Orthodontics is one thing, understanding where to place and restore teeth for occlusion, function, and better aesthetics is another.
The Dahl Principle - Incisal Edge Bonding
This lecture covers how to apply the Dahl Principle day-to-day in restorative dentistry. The Dahl Principle is about creating space to treat localized anterior tooth wear by separating the posterior teeth using an anterior bite plane for 4-6 months.
Dr. Tif Qureshi will show how the Dahl Principle can be used as an interceptive treatment combined with traditional occlusal theory to prevent the need for more aggressive tooth preparation in your patients’ mouths, either now or years down the line.
The Dahl Principle is a radically different approach to traditional occlusal techniques and will certainly give you something to think about!
The Dahl Principle is often used in combination with other treatments and is a must-have tool for the minimally invasive focused dentist.
You will learn:
- The history of the Dahl Principle and the Dahl Concept.
- The loss of occlusal space.
- Modern uses with minimally invasive dentistry.
- The setup of guidance.

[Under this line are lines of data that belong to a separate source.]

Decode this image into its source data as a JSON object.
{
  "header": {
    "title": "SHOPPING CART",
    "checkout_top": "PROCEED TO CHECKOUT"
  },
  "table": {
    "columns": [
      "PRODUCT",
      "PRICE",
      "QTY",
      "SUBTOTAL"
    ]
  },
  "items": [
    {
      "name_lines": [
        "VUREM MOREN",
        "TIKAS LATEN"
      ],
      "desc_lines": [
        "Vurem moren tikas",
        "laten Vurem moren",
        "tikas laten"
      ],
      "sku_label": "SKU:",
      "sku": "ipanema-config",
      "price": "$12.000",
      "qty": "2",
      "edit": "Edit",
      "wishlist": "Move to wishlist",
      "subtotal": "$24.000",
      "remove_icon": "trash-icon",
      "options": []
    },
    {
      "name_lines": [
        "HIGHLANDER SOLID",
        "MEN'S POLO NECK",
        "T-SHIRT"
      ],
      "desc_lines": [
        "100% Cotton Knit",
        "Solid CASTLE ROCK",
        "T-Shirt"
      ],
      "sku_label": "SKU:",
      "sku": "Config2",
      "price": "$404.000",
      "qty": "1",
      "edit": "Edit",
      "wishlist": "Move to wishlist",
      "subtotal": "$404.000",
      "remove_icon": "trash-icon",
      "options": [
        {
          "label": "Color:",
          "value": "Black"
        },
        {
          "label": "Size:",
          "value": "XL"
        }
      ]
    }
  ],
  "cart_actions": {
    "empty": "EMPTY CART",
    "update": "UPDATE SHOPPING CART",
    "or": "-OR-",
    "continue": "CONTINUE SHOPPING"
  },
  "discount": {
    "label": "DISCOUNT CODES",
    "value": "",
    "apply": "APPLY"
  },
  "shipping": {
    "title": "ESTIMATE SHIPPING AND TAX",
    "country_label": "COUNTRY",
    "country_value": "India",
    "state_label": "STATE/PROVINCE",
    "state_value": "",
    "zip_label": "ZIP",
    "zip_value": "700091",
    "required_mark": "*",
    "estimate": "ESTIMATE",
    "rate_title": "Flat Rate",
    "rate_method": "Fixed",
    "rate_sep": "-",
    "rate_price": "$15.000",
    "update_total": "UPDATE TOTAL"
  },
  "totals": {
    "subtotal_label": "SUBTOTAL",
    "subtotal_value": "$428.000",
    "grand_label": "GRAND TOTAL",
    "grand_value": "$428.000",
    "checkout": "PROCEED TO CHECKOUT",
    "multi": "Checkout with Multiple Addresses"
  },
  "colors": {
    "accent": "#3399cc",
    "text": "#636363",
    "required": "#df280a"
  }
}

- One stage vs. two stage treatment.
- Incisal edge bonding techniques and materials.
- Multiple case studies.
- Use with Alignment, Bleaching, and Bonding techniques.
This patient was complaining about darkening ageing teeth and from worn lower teeth. Uppers were aligned, bleached/ whitened and the lowers were directly edge bonded to increase the anterior OVD using the Dahl Principle. In this case the Dahl appliance acted as a splint and no further external splint has been needed. Follow up photos are at 8 years with no repairs or replacements needed on the anterior bonding.
This patient presented in 2006 complaining of some joint pain and clicking and breaking back teeth. Canine guidance had been lost and posterior interferences were evident on lateral and anterior slides. Inman Aligners were used to widen the canines, fix retain and direct dahl bonding was applied to open the anterior bite - allow posterior eruption and improve anterior and canines guidance. 10 years laters guidance and virtually all bonding remains from the original placement and no splint has been needed to control any further bruxism.
What others said:
Vagard Berg, Norway
As always, very good!
Trine Bjelke Holtermann, Norway
Erik Svendsrud, Norway